In December 2014 the Peterhouse Exploration Club went on the adventure of a lifetime. They hiked in the Himalayas reaching Everest Base Camp and summiting Kala Pattah at 5,600 metres above sea level. A short film about their experience was created by film maker Jill Roberts and screened last month at Hartmann House School. Using video and stills, it showed the people back home what the journey was like. Proceeds from the event were donated to the families of victims who died in the two earthquakes that recently struck Nepal with devastating consequences. The students and teachers extended their thanks to their sponsors, including IHI/Bupa and Net Logistics, as well as their local guides in Nepal from Real Himalaya.
Here are two accounts from students who went on the incredible journey.

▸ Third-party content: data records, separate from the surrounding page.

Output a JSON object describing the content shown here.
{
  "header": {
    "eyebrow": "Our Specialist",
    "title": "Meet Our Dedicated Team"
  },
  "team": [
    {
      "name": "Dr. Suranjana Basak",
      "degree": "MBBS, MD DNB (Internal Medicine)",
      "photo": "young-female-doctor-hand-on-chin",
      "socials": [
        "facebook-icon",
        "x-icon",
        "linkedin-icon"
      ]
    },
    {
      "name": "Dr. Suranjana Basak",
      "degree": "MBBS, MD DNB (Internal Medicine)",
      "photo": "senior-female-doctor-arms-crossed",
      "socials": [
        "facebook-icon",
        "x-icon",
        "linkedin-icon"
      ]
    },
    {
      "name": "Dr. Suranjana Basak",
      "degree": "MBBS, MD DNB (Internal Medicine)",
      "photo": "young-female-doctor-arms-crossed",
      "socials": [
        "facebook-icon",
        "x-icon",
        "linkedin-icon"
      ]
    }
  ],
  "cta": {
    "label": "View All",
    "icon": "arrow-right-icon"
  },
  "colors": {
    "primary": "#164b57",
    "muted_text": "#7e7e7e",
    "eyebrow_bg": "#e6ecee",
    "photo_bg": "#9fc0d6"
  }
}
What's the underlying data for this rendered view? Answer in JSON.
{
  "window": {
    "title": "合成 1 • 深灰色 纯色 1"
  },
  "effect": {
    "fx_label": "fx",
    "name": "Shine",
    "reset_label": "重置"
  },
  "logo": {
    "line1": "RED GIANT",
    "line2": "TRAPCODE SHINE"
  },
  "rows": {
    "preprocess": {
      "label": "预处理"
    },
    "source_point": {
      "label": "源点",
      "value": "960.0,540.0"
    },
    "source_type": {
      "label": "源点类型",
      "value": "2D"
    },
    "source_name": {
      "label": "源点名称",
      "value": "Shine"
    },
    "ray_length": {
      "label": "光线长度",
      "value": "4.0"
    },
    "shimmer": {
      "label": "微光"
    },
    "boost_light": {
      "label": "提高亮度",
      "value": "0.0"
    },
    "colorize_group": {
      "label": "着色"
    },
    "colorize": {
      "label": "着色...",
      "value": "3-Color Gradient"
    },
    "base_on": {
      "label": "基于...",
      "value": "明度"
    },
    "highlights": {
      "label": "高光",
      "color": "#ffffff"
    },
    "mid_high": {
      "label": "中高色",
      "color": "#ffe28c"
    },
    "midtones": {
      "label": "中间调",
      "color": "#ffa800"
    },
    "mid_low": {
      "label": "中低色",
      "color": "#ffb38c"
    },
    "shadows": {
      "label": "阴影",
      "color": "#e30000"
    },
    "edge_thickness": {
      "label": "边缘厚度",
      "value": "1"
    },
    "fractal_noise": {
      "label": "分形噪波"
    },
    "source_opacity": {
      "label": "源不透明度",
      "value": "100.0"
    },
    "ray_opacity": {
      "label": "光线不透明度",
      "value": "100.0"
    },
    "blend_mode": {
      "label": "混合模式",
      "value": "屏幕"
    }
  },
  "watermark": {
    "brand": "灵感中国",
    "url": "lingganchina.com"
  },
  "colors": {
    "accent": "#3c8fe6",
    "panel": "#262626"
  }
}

This trip to Everest Base Camp showed me that there is so much more to life than we know of, and that there are so many more opportunities out there, we just have to stretch our boundaries and go out there and take on the challenge. It showed me that even what I think may be impossible is possible as long as I push through the pain. It also showed me that I am much stronger than I ever thought I was, and if I set my mind on something, I will achieve it. This is what I hope will drive me and motivate me to get to the top of the world one day.
The aspect that struck me the most about our trek was the spiritual atmosphere created by the Buddhists. I have never met people so devoted to bettering themselves and living such wholesome lives with an incredible commitment to their religion. They go far further out of their way to help and love anybody and everybody that crosses their paths. I hope I too can one day master the art of following these paths.
The trail I’d marked on our map grew ever closer to the dot named “Mt Everest Base Camp” (EBC) as the days of our trip progressed. The place in my mind that seemed so far away was looking more and more reachable. As the days came and went, the drawing of my line became more and more satisfying. Seeing the thick black line over the thin red trail proved that even though it was getting harder and harder I still had the persistence to keep going. Since Day One it had been a struggle both physically and mentally for me. I was fit and used to exercise but not for such long hours during the day. But, with the help of some very close friends, the miles went by and EBC became a reality not just a dream. The day before we arrived at Base Camp was the day we summited Kalapatthar (5,635m) and the day I was definitely closest to giving up. But, not wanting to be the ‘runt’ of the group who was too weak or didn’t try, I started up the mountain at the tail of the group. I got up that mountain because of two things – the peer pressure to not be the weak link and the continuous encouragement from Mrs Shoesmith to keep going when the only thing I wanted to do was sit down and cry. Being able to say I conquered my own mind has taught me that no matter how much physical pain and mental turmoil you’re sinking under, you will float if you tell yourself to. I’ve carried this “exposé” with me since then.